A tuition hike of $5 per unit for out-of -state students will come this fall affecting at least 3 percent of students at City College, and 5 percent of students in the San Diego Community College District, including San Diego Mesa and Miramar Colleges.
Chancellor Constance Carroll made the announcement at the Board of Trustees’ monthly meeting in January.
Currently, the non-resident tuition fee is $193 per unit. Including the cost of enrollment at $46, non-resident tuition will increase from $239 to a total of $244 per unit.
Carroll explained the increase, linking it to an annual review done by the state and the compensation of funds that do not cover the costs of instruction. Fees are determined in consultation with contiguous districts.
“It’s time this year to re-index/recalculate what the non-resident fee should be,” Carroll said.
Executive Vice Chancellor Bonnie Ann Dowd stated how much fees differed from other districts in the area.
“Per the information by the state chancellor’s office, the average for this next year is $211 as the tuition rate. Based upon our actual cost, it computes (in our district) $198; that’s $13 less than the state-wide average,” Dowd said.
Dowd gave context to her statement saying, “We are asking people to consider it is an increase but it is an increase way below the contiguous districts in our area.”
The San Diego Community College District is the only district in the area not increasing the fees to the state average of $13 per unit.
Non-resident students at City College are feeling the financial strain.
“I don’t know when or how they increase tuition, I just have to pay it,” said Joanna Szoloch, a non-resident student at City College.
“Even though the tuition increase is only a couple of dollars, adding up units makes it a bigger amount and tuition is hard to pay.”
Non-resident students can take a year-long break from school to establish residency, that way they can avoid paying out-of-state fees.
Some students look for support with making tuition payments, including reaching out to non-profits dedicated to expanding access to education. But, not all programs or options to enroll in one are offered in every state.
“I became an out-of-state student when I lived in Arizona and became a resident there, so I had to pay out-of-state fees when I came back to California,” said current City College student Michael Markulin.

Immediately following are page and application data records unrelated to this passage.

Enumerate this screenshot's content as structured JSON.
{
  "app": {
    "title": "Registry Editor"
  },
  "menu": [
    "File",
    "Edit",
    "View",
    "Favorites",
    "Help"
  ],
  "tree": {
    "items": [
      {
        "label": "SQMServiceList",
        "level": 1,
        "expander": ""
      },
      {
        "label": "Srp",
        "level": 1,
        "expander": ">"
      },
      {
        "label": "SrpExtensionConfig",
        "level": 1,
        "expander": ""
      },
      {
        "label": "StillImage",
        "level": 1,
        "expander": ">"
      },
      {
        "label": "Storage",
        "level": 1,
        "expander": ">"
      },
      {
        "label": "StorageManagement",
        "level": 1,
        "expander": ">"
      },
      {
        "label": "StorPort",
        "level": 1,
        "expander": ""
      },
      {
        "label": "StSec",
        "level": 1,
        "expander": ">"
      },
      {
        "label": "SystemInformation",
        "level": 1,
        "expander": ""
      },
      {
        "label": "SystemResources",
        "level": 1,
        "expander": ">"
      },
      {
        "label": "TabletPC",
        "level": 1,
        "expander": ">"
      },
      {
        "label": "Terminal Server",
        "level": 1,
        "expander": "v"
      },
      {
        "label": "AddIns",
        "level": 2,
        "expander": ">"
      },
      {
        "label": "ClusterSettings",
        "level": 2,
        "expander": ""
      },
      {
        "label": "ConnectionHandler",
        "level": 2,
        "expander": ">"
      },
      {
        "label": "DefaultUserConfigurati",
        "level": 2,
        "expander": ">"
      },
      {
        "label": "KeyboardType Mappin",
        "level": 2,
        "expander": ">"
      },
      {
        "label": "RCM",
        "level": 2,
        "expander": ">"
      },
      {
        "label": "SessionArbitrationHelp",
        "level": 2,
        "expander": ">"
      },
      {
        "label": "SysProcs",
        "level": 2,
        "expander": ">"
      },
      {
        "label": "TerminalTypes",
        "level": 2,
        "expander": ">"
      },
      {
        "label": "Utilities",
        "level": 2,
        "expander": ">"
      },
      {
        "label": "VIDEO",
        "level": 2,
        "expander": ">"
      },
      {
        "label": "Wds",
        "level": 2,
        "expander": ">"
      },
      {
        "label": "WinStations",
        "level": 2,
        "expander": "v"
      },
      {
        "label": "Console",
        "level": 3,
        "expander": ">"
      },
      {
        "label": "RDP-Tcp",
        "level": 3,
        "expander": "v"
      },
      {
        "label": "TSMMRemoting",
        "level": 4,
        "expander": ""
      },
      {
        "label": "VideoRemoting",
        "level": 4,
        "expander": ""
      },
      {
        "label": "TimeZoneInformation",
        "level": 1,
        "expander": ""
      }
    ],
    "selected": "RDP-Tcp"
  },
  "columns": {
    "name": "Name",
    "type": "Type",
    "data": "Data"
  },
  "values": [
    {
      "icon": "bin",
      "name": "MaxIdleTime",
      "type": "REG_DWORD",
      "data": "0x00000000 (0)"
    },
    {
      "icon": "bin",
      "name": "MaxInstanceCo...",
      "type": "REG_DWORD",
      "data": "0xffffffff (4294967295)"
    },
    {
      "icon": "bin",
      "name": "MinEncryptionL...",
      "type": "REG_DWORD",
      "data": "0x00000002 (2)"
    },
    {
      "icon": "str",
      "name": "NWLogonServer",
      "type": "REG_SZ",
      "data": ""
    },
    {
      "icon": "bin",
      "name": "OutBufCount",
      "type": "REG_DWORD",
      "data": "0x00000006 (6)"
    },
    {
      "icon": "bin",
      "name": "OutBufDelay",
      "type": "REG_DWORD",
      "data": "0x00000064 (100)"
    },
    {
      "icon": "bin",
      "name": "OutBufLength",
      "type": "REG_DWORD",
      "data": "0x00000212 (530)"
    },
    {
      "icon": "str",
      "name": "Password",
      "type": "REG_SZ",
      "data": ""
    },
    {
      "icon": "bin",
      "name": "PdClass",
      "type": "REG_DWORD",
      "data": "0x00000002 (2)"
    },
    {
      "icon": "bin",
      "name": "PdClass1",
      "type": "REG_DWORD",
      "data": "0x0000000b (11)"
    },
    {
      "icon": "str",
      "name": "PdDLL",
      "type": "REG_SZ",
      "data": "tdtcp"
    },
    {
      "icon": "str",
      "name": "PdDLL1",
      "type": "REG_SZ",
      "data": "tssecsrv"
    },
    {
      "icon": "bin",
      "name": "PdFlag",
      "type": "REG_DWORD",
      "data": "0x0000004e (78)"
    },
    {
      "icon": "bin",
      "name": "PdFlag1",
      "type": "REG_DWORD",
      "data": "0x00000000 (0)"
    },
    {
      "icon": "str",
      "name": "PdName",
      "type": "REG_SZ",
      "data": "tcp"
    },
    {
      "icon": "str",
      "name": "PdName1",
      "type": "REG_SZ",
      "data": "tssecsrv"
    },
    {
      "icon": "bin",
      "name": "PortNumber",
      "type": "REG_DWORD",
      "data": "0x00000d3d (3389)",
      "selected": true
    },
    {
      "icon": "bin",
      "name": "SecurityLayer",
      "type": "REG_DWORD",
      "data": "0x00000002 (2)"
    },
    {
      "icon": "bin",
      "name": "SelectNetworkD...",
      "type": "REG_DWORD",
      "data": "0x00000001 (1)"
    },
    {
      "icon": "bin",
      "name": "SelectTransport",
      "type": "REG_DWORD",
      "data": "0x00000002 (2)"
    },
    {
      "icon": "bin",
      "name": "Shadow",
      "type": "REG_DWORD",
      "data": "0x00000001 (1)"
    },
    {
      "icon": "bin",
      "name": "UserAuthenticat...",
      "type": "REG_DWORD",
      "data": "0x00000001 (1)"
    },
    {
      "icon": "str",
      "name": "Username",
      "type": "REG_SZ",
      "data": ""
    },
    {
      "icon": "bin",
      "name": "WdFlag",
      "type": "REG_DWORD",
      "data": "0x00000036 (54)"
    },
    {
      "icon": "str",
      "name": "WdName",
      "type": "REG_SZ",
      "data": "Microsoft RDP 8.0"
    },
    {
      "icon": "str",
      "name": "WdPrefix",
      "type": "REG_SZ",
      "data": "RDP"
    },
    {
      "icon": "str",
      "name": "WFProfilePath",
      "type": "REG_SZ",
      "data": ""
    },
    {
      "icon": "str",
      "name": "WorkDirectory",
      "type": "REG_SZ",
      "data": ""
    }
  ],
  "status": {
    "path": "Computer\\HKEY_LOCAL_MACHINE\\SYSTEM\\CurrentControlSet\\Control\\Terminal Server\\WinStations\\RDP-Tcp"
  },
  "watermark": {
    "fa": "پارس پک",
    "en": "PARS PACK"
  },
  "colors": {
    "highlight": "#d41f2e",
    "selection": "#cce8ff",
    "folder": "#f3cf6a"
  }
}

“Luckily, in Arizona I was able to apply for a program with a non-profit that helped me pay my tuition there. “